And that doesn’t even include their capability for rocket propulsion!
I hate electric water heaters. I have twin 50 gallon gas water heaters plumbed in series. (With 5-valve bypass/isolation kit and unions for easy service.) I haven’t measured it, but a single shower never runs out of hot water. Without spending a fortune on a fancy on-demand heater (about 4x $$).
This is a good book on maintaining your water heater and making it a last a lot longer, I have an earlier version. My last few propane water heaters have been replaced when I got tired of fixing the controls, not because the tank springs a leak. Propane water heaters (not sure about natural gas) have added “features” to detect leaking gas and keeping them from exploding, but the early versions were problematic and expensive to repair. Waiting to see how the current heater holds up.
HeatingHelp.com is a great site for information about hot water and steam heat.
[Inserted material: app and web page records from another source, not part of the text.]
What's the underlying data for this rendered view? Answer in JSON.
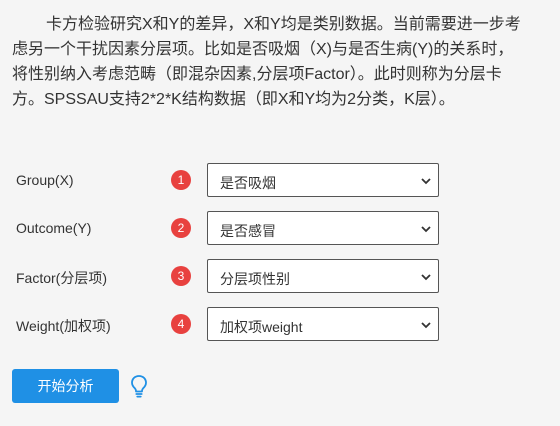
{
  "intro": {
    "text": "卡方检验研究X和Y的差异，X和Y均是类别数据。当前需要进一步考虑另一个干扰因素分层项。比如是否吸烟（X)与是否生病(Y)的关系时，将性别纳入考虑范畴（即混杂因素,分层项Factor）。此时则称为分层卡方。SPSSAU支持2*2*K结构数据（即X和Y均为2分类，K层）。"
  },
  "form": {
    "rows": [
      {
        "label": "Group(X)",
        "badge": "1",
        "selected": "是否吸烟"
      },
      {
        "label": "Outcome(Y)",
        "badge": "2",
        "selected": "是否感冒"
      },
      {
        "label": "Factor(分层项)",
        "badge": "3",
        "selected": "分层项性别"
      },
      {
        "label": "Weight(加权项)",
        "badge": "4",
        "selected": "加权项weight"
      }
    ]
  },
  "actions": {
    "start_label": "开始分析",
    "hint_icon": "lightbulb-icon"
  },
  "colors": {
    "badge": "#e8413f",
    "primary_button": "#1f90e5",
    "hint_icon": "#1f90e5",
    "background": "#f5f5f5"
  }
}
The Mooselake Manor has a 6 zone primary/secondary (don’t let an engineer design his own heating system) with propane and outdoor wood boilers, mix of baseboard and heated floors, an outdoor reset control, and homebuilt relay control system. The sidearm on the water header was disconnected when the outdoor boiler was drained and filled with nitrogen since it’s hard to fire it twice a day from 2000 miles away. A moderate collection of Dan Holohan’s books and questions on their forum have made the heating system work as well as it does, including unattended all winter these days.
When the outdoor boiler was going the temperature in the hot water heater was around 70C/160F (no legionnaire’s disease), one of these kept it from peeling off skin.
It’s not zero maintenance, while the wax cartridge that controls the mix should last essentially forever there’s a small brass pin that pushes on the valve assembly, and with our well water it’s prone to a slow buildup of corrosion and scale that keeps the valve on the colder side.
A small tangent: I recently discovered clever instant hot water recirculating pumps. These are installed below sinks in parallel with the faucet supplies and slowly, thermostatically pump water from the hot supply into the cold, so as to always have hot water near the faucet, with no waiting. I didn’t purchase it for that purpose, however. The supply pipes to my master bath, ‘cleverly’ run up an outside wall to an 18 inch cantilevered second floor plate (of course, on the north face of my house for good measure). The result is that these pipes freeze whenever the temperature remains below 10 degrees F for more than 12 hours or so. They are inaccessible.
The cost to expose them for insulation and or heating would be significant. I looked into internal (like endoscopic) heating devices, which also exist, but are costly. A plumber kindly told me about this device, which is a DIY. Cost: about $170 and an hour of my time. It does the trick, but I only plan to use it in the winter. It runs, delightfully, near silent.
It uses a modest amount to electricity to run the pump water (it does not heat water, just moves it). The added cost goes to continuously warm the hot water supply pipe and its environs from the gas hot water heater; part of this is recouped by returning warm water via the cold supply line (and heating the house to a small degree).
There are also models that install on the water heater, with one way valves at the extreme faucets. This may work better if you have several runs from the heater to the taps.
My preference is to run another pipe back to the water heater through our trussed attic, as I’m somewhat skeptical about pushing aluminum tainted (from the heater’s anode rod, although they can be replaced with magnesium) water back into the cold water lines. This house is L shaped with quite long legs, and while freezing isn’t an issue (it last froze here somewhere around the 1920s iirc) it takes several minutes of running the hot water tap (they apparently call that “testing”) to get hot water. If you have access to the plumbing (not going to help inside those walls, although maybe you could drill some small holes and used closed cell spray foam) insulating the hot water lines will keep idle water hotter. In colder climes also insulating the cold lines (with water resistant foam) will stop most condensation in the summer. Of course I’ve been saying I should do this for around 5 years now…